> Exercise instructions
Look through the entries below and show every line containing the word "structured".

App and web page records:
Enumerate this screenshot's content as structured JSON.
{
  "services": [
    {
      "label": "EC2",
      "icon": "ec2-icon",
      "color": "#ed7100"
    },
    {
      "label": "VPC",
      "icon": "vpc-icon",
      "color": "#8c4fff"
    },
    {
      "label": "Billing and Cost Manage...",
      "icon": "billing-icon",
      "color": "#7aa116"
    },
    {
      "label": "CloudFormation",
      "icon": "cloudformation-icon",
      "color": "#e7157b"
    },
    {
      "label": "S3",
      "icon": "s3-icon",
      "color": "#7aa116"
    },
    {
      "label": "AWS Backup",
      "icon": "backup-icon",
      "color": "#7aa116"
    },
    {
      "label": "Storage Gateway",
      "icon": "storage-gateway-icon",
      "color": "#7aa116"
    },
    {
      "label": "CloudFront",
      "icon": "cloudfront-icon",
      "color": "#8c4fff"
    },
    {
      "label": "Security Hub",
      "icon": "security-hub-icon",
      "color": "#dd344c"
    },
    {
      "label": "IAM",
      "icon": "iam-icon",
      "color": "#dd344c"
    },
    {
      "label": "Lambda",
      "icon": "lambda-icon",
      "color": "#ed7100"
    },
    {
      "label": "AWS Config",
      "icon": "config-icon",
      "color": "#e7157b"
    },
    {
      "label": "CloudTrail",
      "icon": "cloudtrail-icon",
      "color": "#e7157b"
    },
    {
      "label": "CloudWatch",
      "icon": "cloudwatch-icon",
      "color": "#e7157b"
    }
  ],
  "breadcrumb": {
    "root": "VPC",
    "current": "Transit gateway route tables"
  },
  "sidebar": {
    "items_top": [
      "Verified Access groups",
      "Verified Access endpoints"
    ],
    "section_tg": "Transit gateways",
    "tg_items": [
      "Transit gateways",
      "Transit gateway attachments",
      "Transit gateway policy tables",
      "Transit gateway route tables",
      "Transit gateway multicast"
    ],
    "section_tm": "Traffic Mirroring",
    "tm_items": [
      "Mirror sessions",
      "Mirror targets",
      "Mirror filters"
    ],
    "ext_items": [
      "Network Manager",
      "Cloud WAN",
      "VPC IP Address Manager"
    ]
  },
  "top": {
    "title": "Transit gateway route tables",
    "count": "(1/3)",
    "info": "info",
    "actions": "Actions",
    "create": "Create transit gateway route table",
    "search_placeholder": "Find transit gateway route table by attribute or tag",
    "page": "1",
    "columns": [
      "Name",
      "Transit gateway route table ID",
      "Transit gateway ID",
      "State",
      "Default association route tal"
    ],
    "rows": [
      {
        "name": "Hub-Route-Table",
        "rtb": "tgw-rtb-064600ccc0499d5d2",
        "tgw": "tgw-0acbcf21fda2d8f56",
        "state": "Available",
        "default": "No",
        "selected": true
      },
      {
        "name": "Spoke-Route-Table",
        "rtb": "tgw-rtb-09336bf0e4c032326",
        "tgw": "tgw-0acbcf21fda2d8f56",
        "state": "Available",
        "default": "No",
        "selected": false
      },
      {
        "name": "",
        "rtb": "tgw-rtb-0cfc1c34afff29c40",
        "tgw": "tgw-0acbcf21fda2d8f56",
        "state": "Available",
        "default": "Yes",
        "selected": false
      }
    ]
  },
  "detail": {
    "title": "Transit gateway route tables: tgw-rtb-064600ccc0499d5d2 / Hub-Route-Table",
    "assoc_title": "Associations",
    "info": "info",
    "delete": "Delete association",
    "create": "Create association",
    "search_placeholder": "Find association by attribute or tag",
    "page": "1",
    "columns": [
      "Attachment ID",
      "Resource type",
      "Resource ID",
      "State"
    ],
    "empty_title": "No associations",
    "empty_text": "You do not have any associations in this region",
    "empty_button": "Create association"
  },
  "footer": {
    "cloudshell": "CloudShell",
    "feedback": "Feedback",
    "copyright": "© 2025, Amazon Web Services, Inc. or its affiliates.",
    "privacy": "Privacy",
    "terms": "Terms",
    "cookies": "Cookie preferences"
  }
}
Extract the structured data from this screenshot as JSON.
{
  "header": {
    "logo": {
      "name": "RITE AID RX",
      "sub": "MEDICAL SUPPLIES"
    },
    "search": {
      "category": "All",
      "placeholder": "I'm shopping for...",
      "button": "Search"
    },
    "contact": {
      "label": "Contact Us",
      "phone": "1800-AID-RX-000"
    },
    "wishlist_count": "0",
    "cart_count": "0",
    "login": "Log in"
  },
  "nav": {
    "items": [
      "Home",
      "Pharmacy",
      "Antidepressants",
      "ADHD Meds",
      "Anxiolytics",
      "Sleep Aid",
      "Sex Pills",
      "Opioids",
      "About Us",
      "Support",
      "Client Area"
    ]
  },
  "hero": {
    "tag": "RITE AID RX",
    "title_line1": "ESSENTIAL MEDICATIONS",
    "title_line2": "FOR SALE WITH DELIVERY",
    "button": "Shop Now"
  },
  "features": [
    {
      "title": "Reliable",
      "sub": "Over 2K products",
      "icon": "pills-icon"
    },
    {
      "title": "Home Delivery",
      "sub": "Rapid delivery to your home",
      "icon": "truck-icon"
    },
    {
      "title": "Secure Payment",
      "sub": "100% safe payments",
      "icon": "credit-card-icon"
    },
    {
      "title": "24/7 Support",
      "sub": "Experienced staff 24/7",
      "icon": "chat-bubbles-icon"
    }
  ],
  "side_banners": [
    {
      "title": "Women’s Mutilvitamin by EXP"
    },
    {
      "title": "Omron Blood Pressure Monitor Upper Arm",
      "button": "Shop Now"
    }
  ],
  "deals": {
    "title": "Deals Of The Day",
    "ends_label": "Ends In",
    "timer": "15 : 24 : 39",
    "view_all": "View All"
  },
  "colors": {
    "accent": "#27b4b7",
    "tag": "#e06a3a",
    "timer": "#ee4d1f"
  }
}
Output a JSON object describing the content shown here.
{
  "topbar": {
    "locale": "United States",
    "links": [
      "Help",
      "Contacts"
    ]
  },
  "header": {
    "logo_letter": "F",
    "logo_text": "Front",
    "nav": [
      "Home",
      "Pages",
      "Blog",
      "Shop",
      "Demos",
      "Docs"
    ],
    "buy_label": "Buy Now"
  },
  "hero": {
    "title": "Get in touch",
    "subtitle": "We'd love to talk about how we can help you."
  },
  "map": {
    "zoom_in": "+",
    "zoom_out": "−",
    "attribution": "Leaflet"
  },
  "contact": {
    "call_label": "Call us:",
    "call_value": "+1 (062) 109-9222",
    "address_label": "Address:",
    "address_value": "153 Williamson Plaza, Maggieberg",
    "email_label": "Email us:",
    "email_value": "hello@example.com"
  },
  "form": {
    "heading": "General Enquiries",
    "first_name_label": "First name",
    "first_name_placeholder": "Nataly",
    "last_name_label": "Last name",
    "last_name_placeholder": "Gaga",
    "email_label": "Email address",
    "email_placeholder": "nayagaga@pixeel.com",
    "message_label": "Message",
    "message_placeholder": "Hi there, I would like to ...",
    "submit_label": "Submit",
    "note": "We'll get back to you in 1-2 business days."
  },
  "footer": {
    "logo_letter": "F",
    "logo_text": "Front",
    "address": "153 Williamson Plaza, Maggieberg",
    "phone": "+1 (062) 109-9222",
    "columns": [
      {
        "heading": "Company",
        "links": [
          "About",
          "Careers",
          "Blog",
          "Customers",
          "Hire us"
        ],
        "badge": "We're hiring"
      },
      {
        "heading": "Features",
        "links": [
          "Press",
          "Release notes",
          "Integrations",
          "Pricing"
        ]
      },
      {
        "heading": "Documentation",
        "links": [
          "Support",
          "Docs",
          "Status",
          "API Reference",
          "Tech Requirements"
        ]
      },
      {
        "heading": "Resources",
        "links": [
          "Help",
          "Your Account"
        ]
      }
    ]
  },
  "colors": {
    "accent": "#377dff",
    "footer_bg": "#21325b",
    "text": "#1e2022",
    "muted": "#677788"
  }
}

> Exercise output
Enumerate this screenshot's content as structured JSON.
Extract the structured data from this screenshot as JSON.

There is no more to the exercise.